When having marital relations, his intention should not be to satisfy his personal desire, but to fulfill his obligation to perform his marital duty, like one paying a debt, and to comply with the command of his Creator, with the goal that he have children engaged in the study of Torah and the practice of its precepts.... If he is overwhelmed with a craving for it and he cohabits with his wife to avert sinful lust, he is destined to receive reward for it. But it is better to conquer his passion. For as our Sages say, "A man has a small organ; if he starves it, it is satiated, and if he nurtures it, it is hungry" (Sukkot 52b). But one who has no need for it, and he deliberately arouses his lust, he is following the counsel of the evil impulse.

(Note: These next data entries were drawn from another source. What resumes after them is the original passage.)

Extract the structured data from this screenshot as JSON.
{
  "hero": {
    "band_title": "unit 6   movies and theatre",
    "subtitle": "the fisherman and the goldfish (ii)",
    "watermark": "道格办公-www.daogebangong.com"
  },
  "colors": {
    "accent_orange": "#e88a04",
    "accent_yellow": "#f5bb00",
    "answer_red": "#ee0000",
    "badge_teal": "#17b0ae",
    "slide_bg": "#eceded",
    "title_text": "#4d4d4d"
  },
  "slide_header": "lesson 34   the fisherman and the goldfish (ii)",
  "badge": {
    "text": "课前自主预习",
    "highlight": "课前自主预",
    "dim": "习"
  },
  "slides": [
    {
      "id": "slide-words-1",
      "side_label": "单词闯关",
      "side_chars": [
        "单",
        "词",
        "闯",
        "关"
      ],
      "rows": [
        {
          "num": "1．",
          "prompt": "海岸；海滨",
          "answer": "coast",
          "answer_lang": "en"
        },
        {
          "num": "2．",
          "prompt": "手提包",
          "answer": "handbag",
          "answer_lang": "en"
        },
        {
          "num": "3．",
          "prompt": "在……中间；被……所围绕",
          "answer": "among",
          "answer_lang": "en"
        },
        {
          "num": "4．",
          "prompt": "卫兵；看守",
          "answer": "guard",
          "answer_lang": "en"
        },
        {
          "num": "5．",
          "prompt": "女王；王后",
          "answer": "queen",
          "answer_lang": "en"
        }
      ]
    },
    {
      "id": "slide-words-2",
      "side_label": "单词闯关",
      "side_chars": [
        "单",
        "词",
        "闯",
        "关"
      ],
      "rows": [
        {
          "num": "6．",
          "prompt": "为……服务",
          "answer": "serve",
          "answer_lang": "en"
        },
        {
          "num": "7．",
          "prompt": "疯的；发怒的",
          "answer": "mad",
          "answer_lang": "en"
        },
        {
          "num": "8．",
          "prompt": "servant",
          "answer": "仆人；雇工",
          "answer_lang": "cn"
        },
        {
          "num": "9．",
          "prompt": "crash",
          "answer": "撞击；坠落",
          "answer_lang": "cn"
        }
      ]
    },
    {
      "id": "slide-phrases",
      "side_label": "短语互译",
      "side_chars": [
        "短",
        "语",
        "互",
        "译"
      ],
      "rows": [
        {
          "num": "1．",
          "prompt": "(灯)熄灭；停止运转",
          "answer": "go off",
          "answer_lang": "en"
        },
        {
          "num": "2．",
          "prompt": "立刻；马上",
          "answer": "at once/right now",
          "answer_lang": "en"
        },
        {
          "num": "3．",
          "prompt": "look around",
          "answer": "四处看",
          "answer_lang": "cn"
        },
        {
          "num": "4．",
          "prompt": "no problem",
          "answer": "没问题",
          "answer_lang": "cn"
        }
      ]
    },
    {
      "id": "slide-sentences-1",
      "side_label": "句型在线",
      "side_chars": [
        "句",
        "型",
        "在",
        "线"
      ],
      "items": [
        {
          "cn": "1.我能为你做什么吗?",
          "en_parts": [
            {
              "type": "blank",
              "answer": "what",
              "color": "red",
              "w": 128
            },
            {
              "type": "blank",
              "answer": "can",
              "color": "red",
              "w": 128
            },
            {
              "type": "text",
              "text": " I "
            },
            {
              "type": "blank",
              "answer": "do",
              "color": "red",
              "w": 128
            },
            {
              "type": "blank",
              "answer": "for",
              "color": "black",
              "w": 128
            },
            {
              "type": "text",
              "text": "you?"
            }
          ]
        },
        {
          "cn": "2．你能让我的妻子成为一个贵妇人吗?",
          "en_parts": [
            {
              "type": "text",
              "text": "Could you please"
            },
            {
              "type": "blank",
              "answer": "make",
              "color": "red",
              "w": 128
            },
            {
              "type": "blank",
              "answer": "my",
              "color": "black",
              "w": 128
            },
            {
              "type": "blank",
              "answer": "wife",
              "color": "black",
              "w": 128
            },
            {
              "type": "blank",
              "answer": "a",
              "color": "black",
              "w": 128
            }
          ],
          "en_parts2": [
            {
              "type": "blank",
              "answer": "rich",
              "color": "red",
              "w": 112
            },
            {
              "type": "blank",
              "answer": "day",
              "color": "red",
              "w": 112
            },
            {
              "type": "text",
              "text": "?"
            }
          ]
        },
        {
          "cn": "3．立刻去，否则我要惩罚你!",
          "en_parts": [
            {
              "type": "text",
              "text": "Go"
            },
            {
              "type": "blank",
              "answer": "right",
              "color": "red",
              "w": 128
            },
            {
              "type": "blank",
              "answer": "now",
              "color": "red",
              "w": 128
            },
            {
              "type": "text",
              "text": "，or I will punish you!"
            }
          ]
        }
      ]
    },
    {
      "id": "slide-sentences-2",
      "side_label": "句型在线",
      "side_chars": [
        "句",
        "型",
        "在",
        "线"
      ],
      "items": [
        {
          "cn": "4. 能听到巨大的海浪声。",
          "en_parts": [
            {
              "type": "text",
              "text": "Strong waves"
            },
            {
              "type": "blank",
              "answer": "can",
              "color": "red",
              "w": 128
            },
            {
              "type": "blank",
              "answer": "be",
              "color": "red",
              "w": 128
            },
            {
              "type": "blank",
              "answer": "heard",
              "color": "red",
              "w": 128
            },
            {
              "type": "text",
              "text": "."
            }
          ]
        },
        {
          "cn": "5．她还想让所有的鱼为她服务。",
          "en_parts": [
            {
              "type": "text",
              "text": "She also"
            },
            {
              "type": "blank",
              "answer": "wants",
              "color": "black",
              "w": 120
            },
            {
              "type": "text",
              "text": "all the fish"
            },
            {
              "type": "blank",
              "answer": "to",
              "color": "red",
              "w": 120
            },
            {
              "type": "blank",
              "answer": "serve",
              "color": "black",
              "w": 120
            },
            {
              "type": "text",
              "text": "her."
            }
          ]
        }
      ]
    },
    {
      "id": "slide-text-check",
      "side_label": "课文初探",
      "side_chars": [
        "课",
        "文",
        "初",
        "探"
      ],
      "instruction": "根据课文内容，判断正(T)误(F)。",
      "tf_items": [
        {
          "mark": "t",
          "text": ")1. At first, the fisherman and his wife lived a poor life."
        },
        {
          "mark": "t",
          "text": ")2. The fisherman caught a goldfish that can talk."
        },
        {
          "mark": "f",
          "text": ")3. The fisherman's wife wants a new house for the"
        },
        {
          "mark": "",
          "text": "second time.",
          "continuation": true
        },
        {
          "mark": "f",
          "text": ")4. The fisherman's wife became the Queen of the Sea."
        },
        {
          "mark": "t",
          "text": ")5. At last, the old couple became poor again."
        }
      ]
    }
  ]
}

One should not have relations with his wife unless she has a desire for it, but not otherwise, and certainly one is forbidden to force her. Nor should one be with his wife when she is actually asleep, or when he or she is intoxicated.
Semen is the vitality of the body and the light of one’s eyes. When it issues in abundance, the body weakens and life is shortened. He who indulges in having intercourse, ages quickly, his strength ebbs, his eyes grow dim, his breath becomes foul, the hair of his head falls out, his teeth fall out, and many other ailments beside these befall him. Great physicians said that one out of a thousand die from other diseases, while nine hundred and ninety-nine die from sexual indulgence. Therefore, a man should exercise self-restraint.